Another helpful flash accessory are gels. Gels will change the colour of your flash. I often use an orange flash gel to create a more golden light that looks closer to a golden hour sun.
Some flashes have this capability built in, like the Phottix flash above. All you need is a transmitter or a second flash to use as a transmitter.
But many of the more budget-friendly flashes don’t have the capability built-in.
Taking the flash off camera allows you to create studio lighting effects anywhere. It creates more depth to the image than on-camera flash by creating soft but visible shadows.
Flash transmitters, like lenses, are designed to work with a specific brand of flash. Make sure you pick up a compatible set.
Unless you happen to work with an assistant, you’ll need a spot to put that off-camera flash. Tripods will do the trick, and unlike a light stand, you can also use it to hold your camera if needed.
The best tripods for family photography will be portable but sturdy options. They’re similar to what wedding photographers look for in a tripod.
Family photographers typically don’t need a tripod for the camera. This is because of the fast shutter speeds.
Some kids and even adults can be intimidated by the camera, however. Leaving it on a tripod and using a remote to snap the photos, is an option.
Try one of the tripods on this list.
Pick up a camera bag with padded dividers for your camera, lenses, flash and other accessories. Backpacks are more spacious and the double straps can be more comfortable. Shoulder and sling style bags tend to be more stylish and offer faster access.
The options for great camera bags are even wider than the number of great cameras out there. Here are a few suggestions.
Along with protecting gear with a proper bag, don’t forget to pick up the essentials for keeping lenses and the camera clean.
Small Accessories for Family Portraits
Sure, the camera, lenses and lighting gear are some of the most expensive items that you’ll need to buy, but there are a few smaller essentials too.
When setting your family photography equipment budget, don’t forget to factor in:
- Memory cards: Choose something that’s a Class 10 or better to keep up with RAW burst shooting.
- Batteries: Make sure you have enough batteries for both the camera and the flash.
- Protective lens filters: Keep your lens from scratches with a UV filter.
- Reflectors: Reflectors aren’t large enough for big groups, but you can use one for taking individual portraits of each family member or for families of 2-3 people.
Non-Photo Accessories for Family Portraits
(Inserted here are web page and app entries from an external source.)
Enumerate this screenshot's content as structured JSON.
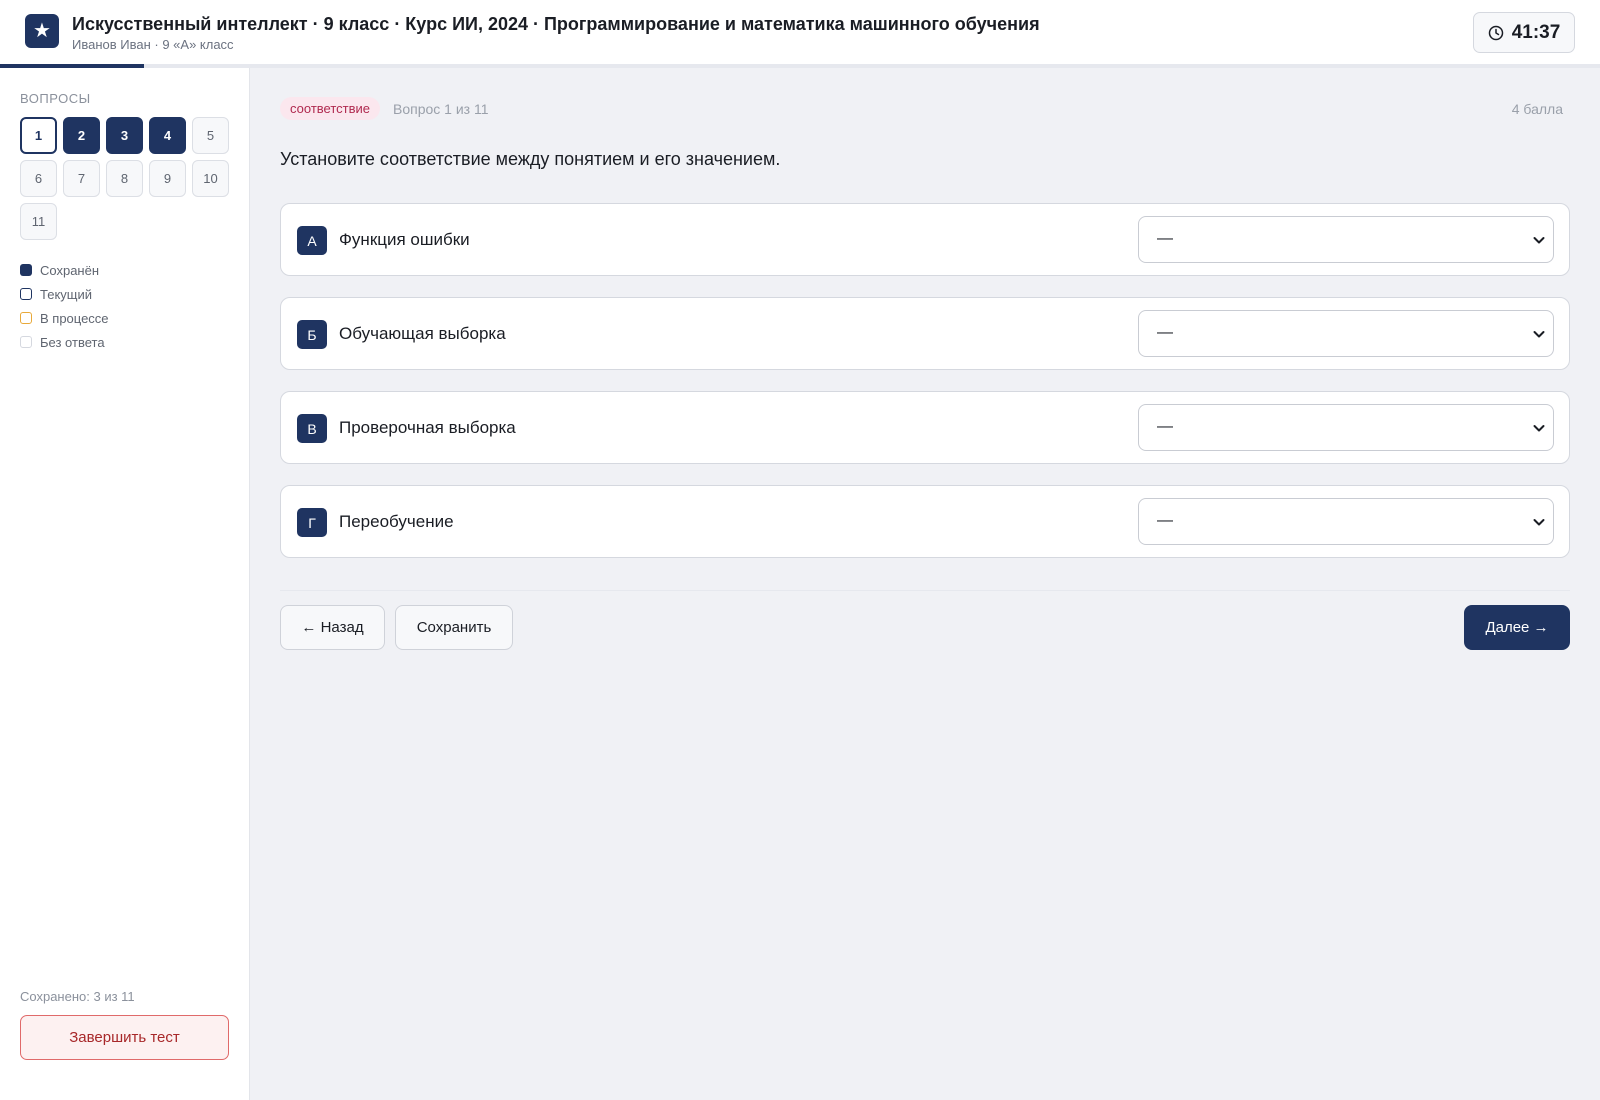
{
  "header": {
    "title": "Искусственный интеллект · 9 класс · Курс ИИ, 2024 · Программирование и математика машинного обучения",
    "subtitle": "Иванов Иван · 9 «А» класс",
    "logo_icon": "star-icon",
    "timer": "41:37",
    "progress": 0.09
  },
  "sidebar": {
    "heading": "ВОПРОСЫ",
    "questions": [
      {
        "label": "1",
        "state": "current"
      },
      {
        "label": "2",
        "state": "saved"
      },
      {
        "label": "3",
        "state": "saved"
      },
      {
        "label": "4",
        "state": "saved"
      },
      {
        "label": "5",
        "state": "empty"
      },
      {
        "label": "6",
        "state": "empty"
      },
      {
        "label": "7",
        "state": "empty"
      },
      {
        "label": "8",
        "state": "empty"
      },
      {
        "label": "9",
        "state": "empty"
      },
      {
        "label": "10",
        "state": "empty"
      },
      {
        "label": "11",
        "state": "empty"
      }
    ],
    "legend": [
      {
        "label": "Сохранён",
        "kind": "saved"
      },
      {
        "label": "Текущий",
        "kind": "current"
      },
      {
        "label": "В процессе",
        "kind": "progress"
      },
      {
        "label": "Без ответа",
        "kind": "empty"
      }
    ],
    "saved_count": "Сохранено: 3 из 11",
    "finish_label": "Завершить тест"
  },
  "question": {
    "type_tag": "соответствие",
    "counter": "Вопрос 1 из 11",
    "points": "4 балла",
    "text": "Установите соответствие между понятием и его значением.",
    "rows": [
      {
        "letter": "А",
        "concept": "Функция ошибки",
        "selected": "—"
      },
      {
        "letter": "Б",
        "concept": "Обучающая выборка",
        "selected": "—"
      },
      {
        "letter": "В",
        "concept": "Проверочная выборка",
        "selected": "—"
      },
      {
        "letter": "Г",
        "concept": "Переобучение",
        "selected": "—"
      }
    ]
  },
  "nav": {
    "back_label": "← Назад",
    "save_label": "Сохранить",
    "next_label": "Далее →"
  },
  "colors": {
    "primary": "#1f3461",
    "tag_bg": "#fbe7ee",
    "tag_text": "#b0294f",
    "danger": "#a8282a",
    "in_progress": "#e8a93a"
  }
}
I also bring along some non-typical accessories that you wouldn’t pick up at a photo store.
These items may not be necessities. But they can add variety and make it easier to get smiles out of the littlest subjects.
I usually bring along a few “smile items” that most kids tend to go crazy for. For kids a year old and younger, a musical toy can help get them to look in the direction that you’d like them to.
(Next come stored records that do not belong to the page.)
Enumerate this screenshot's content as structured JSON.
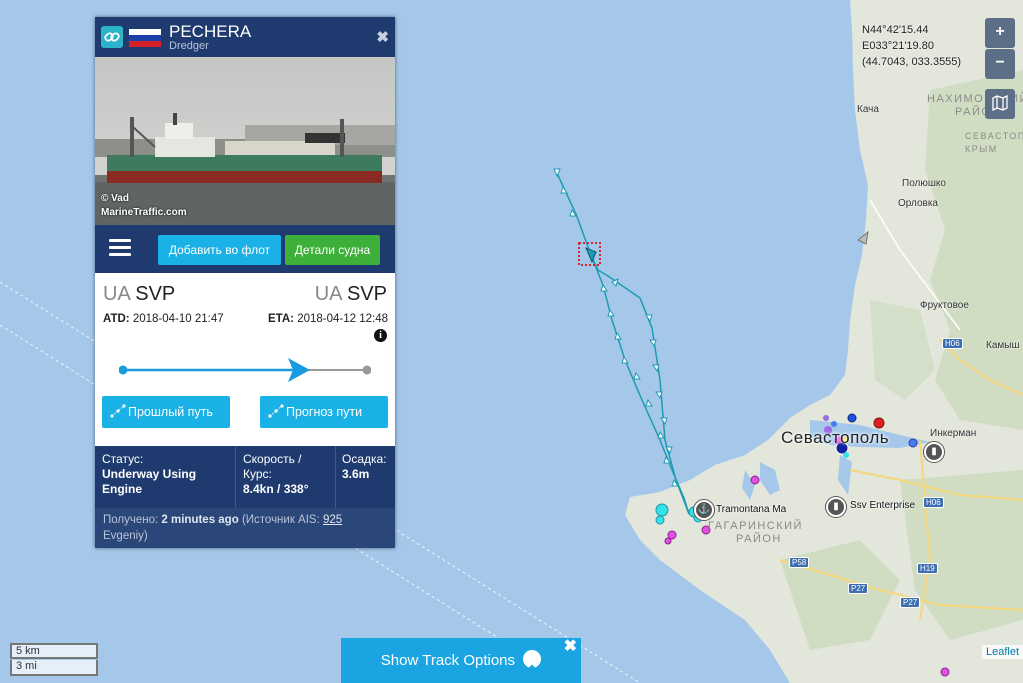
{
  "vessel": {
    "name": "PECHERA",
    "type": "Dredger",
    "photo_credit": "© Vad",
    "photo_site": "MarineTraffic.com",
    "buttons": {
      "add_fleet": "Добавить во флот",
      "details": "Детали судна"
    },
    "departure": {
      "country": "UA",
      "port": "SVP",
      "label": "ATD:",
      "time": "2018-04-10 21:47"
    },
    "arrival": {
      "country": "UA",
      "port": "SVP",
      "label": "ETA:",
      "time": "2018-04-12 12:48"
    },
    "progress_fraction": 0.75,
    "route_buttons": {
      "past": "Прошлый путь",
      "forecast": "Прогноз пути"
    },
    "status": {
      "label": "Статус:",
      "value": "Underway Using Engine"
    },
    "speed": {
      "label": "Скорость / Курс:",
      "value": "8.4kn / 338°"
    },
    "draught": {
      "label": "Осадка:",
      "value": "3.6m"
    },
    "received": {
      "prefix": "Получено:",
      "age": "2 minutes ago",
      "source_prefix": "(Источник AIS:",
      "source_id": "925",
      "source_name": "Evgeniy)"
    }
  },
  "map": {
    "coords": {
      "lat": "N44°42'15.44",
      "lon": "E033°21'19.80",
      "decimal": "(44.7043, 033.3555)"
    },
    "zoom_in": "+",
    "zoom_out": "−",
    "scale_km": "5 km",
    "scale_mi": "3 mi",
    "attribution": "Leaflet",
    "track_options": "Show Track Options",
    "labels": {
      "sevastopol": "Севастополь",
      "nakhimovsky": "НАХИМОВСКИЙ",
      "nakhimovsky2": "РАЙОН",
      "gagarinsky": "ГАГАРИНСКИЙ",
      "gagarinsky2": "РАЙОН",
      "sevastopol_region": "СЕВАСТОПО",
      "crimea": "КРЫМ",
      "kacha": "Кача",
      "polyushko": "Полюшко",
      "orlovka": "Орловка",
      "fruktovoe": "Фруктовое",
      "kamysh": "Камыш",
      "inkerman": "Инкерман",
      "tramontana": "Tramontana Ma",
      "ssv": "Ssv Enterprise"
    },
    "roads": [
      "H06",
      "H06",
      "P58",
      "H19",
      "P27",
      "P27"
    ]
  },
  "colors": {
    "sea": "#a5c8ea",
    "land": "#e3e7dc",
    "track": "#1c9bb2",
    "panel_dark": "#1e3a6e",
    "accent_blue": "#1ab1e6",
    "accent_green": "#3db03a"
  }
}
The more enjoyable the photo experience is for the kids, the better the results.
Depending on the location, I may also bring along a few simple props. A picnic blanket is nice for posing variety, for example.
And don’t laugh, but on many shoots, I bring a step stool so I can get a greater variety of angles during the shoot. Getting higher up can help fit more people into a large group, and allows me to play with perspective.
That’s a lot of gear — so how do you carry it all?
On small shoots, I can fit everything in a backpack and carry a flash-tripod combo. When I need to grab everything, I use a folding wagon.
With any photography gear, it’s important to find a balance. You want to enough gear to get the shot but not so much you can’t actually bring it all to the shoot.
The gear you need will also vary based on your style and budget. Photographers with a light and airy style, for example, don’t use a fill flash.
Start with a good camera and a lens or two. Then expand with lighting gear, extra lenses and other accessories as you find your style.
If you’re in doubt about what to buy, try renting equipment. This is helpful for trying out the most expensive family photography equipment.
Next, why not check out our picks for best Nikon portrait lens!